→ **ABOUT THIS TASK**
The answer must be every line of the records below that holds the word "variables".

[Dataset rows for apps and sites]
......

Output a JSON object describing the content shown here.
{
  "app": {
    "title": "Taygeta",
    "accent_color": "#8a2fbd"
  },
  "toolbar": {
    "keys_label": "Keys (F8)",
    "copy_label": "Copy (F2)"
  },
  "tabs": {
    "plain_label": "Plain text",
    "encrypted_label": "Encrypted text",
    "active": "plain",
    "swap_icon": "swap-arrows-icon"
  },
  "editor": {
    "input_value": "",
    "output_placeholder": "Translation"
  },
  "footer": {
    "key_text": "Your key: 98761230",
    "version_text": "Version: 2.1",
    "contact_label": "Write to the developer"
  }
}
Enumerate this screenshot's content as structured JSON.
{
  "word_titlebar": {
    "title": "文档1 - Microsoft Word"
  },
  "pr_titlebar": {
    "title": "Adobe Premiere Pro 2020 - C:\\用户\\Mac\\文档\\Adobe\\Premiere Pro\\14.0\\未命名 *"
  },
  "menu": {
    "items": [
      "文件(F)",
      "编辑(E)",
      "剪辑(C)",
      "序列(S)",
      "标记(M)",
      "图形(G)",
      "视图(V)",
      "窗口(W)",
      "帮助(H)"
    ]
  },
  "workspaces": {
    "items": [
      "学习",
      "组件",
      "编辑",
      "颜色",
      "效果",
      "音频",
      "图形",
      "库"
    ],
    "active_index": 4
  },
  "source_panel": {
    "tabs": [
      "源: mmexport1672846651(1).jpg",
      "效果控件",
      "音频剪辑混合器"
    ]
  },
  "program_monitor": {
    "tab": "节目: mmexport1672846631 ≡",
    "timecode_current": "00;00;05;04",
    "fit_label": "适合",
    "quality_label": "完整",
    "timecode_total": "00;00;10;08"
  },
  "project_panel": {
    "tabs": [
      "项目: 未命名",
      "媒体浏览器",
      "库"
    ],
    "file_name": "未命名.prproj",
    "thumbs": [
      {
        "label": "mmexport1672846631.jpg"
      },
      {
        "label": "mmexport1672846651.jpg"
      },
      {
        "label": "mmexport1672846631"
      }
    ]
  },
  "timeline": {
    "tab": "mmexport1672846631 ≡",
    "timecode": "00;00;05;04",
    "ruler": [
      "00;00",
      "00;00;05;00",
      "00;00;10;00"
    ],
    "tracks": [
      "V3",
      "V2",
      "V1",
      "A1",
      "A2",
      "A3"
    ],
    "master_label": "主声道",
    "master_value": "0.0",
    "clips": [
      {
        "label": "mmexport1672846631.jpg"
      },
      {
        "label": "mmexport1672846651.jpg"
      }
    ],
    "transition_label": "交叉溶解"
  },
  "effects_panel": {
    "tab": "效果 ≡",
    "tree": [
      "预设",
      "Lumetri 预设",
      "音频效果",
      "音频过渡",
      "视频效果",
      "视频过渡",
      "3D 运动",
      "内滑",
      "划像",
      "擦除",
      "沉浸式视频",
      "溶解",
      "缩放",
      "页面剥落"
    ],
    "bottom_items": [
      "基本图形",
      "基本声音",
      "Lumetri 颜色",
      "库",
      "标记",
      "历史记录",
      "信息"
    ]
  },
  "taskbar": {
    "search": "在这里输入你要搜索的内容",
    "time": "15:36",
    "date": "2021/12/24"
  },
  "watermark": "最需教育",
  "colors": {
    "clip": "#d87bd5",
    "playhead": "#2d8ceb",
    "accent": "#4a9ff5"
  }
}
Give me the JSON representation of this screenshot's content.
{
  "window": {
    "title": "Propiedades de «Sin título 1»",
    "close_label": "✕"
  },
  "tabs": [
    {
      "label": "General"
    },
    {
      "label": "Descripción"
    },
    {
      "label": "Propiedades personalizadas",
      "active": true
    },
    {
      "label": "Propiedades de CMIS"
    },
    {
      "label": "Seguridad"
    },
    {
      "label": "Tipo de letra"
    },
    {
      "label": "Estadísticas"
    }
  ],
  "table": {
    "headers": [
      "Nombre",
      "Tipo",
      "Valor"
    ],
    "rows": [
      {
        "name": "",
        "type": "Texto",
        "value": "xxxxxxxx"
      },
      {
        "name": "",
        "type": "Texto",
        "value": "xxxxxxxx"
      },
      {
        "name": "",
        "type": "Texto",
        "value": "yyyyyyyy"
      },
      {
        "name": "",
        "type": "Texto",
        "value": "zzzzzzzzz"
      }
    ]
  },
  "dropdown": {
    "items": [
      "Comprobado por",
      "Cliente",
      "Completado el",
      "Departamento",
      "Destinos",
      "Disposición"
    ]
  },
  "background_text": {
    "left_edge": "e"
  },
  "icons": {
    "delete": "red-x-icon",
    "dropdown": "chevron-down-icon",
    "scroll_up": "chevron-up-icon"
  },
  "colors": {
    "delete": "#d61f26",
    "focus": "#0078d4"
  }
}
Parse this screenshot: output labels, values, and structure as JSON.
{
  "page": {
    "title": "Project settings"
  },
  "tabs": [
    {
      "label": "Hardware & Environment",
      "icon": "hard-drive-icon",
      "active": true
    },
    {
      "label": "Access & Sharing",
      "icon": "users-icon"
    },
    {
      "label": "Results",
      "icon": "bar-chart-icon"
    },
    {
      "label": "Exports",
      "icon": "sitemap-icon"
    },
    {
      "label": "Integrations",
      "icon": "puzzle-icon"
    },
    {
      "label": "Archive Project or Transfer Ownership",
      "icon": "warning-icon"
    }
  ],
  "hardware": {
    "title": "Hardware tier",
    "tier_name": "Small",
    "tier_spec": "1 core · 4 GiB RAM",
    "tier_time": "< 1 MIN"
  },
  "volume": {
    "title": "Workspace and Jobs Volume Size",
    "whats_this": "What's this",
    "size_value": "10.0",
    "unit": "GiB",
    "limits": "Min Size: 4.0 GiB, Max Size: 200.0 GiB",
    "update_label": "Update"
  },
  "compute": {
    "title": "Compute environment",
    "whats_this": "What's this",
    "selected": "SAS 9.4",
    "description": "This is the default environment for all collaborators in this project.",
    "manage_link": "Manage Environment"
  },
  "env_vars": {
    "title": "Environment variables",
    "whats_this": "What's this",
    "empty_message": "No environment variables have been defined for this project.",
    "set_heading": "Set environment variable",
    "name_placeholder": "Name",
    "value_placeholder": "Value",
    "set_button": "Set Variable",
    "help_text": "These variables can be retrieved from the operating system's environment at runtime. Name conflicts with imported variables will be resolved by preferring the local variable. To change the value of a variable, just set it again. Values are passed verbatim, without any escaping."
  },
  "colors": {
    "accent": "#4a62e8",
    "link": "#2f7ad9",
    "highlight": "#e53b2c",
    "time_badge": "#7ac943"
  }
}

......

→ **REPLY TO THE EXERCISE**
    "title": "Environment variables",
    "empty_message": "No environment variables have been defined for this project.",
    "help_text": "These variables can be retrieved from the operating system's environment at runtime. Name conflicts with imported variables will be resolved by preferring the local variable. To change the value of a variable, just set it again. Values are passed verbatim, without any escaping."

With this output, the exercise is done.